Exercise » Which lines in the data below contain the word "icon"? Return each of them.

======== Input

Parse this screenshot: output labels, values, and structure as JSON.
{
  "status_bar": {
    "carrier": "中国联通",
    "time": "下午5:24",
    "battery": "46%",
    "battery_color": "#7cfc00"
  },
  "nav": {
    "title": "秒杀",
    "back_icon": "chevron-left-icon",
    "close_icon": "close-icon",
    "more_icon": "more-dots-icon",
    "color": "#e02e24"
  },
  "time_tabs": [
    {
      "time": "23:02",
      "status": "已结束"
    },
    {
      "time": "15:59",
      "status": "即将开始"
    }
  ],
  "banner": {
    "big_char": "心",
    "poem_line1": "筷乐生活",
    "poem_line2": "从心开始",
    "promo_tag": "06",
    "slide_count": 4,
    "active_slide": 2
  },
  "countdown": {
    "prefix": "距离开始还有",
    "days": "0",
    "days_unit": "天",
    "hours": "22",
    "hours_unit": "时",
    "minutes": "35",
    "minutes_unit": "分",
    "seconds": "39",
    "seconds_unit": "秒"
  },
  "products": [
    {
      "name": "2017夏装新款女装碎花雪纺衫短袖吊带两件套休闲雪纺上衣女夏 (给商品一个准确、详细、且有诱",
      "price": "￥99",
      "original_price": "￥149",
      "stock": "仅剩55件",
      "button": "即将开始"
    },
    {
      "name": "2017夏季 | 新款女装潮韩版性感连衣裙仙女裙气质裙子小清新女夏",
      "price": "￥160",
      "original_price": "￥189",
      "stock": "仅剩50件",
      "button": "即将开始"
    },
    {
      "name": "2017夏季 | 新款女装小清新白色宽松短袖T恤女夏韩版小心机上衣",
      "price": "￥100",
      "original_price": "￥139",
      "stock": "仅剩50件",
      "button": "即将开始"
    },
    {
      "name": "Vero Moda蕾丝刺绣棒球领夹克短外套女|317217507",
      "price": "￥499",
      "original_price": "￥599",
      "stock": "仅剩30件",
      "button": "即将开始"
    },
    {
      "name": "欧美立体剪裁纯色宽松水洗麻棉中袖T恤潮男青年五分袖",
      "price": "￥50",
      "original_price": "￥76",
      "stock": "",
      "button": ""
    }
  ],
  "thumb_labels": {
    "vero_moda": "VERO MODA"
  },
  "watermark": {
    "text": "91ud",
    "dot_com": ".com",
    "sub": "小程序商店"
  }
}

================

Finished task »
    "back_icon": "chevron-left-icon",
    "close_icon": "close-icon",
    "more_icon": "more-dots-icon",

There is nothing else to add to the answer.